WHAT THE TASK ASKS:
Across the entries below, how many lines contain the word "宠物健康"? Give the number alone.

[Opening EXTRACTED DATA section]

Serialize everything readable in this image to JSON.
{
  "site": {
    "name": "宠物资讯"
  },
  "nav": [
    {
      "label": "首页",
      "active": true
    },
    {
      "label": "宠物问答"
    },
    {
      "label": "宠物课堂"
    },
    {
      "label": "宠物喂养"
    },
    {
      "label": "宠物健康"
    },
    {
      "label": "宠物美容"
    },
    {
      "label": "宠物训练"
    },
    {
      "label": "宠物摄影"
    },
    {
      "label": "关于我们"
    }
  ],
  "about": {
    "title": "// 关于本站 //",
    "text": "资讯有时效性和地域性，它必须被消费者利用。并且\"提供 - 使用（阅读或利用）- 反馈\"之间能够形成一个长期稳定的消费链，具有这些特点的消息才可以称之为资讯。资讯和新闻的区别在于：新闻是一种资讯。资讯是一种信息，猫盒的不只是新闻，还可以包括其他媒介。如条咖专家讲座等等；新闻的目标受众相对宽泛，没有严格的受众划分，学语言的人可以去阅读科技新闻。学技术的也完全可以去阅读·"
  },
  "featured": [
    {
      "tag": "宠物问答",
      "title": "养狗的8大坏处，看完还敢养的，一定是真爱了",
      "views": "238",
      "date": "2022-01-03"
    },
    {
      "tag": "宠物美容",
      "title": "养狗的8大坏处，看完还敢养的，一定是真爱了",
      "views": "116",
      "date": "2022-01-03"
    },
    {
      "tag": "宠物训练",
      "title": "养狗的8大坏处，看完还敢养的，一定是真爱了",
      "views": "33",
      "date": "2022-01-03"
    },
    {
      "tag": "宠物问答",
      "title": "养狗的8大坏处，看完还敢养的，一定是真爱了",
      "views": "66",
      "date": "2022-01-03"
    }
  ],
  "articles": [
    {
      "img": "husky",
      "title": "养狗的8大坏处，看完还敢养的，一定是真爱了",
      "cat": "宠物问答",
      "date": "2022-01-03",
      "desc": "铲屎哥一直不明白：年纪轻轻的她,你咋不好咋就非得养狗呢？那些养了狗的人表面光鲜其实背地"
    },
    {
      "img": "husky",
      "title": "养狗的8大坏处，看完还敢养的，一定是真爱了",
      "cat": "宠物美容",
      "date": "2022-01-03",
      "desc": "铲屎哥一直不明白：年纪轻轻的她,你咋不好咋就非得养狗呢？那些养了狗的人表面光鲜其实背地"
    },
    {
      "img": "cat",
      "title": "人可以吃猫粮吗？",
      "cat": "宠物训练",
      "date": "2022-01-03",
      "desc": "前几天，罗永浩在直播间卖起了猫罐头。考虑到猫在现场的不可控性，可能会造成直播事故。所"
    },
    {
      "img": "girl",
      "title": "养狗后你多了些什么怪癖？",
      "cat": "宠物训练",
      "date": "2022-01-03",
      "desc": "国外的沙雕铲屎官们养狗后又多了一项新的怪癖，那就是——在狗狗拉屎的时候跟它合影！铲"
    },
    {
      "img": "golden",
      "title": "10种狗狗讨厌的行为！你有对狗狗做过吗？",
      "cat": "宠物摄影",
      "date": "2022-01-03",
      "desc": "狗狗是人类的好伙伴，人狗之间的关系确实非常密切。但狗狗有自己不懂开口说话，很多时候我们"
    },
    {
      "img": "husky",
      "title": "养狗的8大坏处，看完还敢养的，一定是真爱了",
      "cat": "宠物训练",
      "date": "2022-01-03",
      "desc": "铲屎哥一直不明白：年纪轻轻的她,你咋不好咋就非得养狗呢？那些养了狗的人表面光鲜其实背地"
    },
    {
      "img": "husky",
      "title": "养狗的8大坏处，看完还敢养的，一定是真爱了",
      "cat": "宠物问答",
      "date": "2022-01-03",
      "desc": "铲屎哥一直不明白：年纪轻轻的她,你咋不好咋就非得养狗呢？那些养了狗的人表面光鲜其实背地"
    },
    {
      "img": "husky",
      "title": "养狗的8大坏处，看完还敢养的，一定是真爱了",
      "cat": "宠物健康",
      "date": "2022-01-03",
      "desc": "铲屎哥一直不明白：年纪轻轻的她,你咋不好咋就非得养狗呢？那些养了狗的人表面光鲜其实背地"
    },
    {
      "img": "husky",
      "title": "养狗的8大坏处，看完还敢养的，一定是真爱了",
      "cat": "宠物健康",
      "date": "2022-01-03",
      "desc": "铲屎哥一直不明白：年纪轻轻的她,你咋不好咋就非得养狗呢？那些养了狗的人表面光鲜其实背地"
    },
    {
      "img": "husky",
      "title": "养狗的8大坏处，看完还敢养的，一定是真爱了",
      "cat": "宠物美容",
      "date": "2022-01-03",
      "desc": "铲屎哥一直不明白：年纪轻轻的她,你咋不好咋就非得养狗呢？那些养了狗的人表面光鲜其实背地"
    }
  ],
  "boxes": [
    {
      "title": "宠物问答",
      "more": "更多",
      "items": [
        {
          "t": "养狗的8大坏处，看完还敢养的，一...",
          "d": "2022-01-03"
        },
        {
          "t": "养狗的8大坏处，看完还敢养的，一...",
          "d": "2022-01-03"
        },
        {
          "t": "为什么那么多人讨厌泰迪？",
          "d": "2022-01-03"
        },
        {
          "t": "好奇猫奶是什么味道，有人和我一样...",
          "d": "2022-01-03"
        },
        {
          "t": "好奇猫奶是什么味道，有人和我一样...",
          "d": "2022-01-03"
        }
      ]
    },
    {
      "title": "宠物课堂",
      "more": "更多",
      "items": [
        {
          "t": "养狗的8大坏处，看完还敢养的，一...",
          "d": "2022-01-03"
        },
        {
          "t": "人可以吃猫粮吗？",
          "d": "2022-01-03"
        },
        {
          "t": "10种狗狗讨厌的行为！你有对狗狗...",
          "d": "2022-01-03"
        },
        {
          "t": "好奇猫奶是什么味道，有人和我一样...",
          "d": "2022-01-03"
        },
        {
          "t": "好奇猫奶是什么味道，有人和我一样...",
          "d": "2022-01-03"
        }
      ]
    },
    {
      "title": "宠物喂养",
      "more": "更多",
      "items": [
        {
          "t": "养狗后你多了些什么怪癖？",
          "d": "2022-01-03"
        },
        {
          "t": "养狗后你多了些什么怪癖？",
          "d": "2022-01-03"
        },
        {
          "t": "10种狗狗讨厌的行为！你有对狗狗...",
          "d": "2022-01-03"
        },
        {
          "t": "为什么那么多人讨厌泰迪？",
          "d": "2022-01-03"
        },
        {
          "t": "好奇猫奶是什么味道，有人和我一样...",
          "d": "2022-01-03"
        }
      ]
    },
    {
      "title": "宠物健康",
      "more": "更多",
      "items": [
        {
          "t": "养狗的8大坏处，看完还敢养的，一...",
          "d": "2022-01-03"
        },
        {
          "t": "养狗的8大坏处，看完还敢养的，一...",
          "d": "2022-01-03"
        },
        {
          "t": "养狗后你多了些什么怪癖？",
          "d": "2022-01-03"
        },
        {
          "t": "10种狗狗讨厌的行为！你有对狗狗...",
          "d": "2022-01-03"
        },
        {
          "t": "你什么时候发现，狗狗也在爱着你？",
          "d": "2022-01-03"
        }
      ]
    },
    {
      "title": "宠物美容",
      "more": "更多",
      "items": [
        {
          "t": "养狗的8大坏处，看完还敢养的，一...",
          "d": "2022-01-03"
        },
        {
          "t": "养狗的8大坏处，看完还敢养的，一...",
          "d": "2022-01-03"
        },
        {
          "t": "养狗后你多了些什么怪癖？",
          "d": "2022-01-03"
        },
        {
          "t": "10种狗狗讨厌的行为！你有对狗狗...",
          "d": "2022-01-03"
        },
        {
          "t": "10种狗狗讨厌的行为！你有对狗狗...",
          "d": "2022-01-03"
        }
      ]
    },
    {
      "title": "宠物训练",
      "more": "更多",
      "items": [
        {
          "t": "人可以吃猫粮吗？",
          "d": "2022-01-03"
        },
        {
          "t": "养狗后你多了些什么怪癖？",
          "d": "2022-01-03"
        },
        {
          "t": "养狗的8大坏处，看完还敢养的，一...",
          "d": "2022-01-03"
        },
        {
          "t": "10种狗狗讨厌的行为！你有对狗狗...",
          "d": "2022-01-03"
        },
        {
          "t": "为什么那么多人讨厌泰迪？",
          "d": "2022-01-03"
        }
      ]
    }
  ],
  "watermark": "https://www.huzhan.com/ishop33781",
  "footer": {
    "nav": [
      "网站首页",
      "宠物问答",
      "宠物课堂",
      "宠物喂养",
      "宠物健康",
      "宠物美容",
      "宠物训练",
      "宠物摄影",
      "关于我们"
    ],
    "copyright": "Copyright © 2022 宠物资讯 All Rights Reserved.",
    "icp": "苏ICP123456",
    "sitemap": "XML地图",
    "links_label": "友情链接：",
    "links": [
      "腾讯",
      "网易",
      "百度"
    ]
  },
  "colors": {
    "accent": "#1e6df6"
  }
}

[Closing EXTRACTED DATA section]

RESPONSE AREA:
5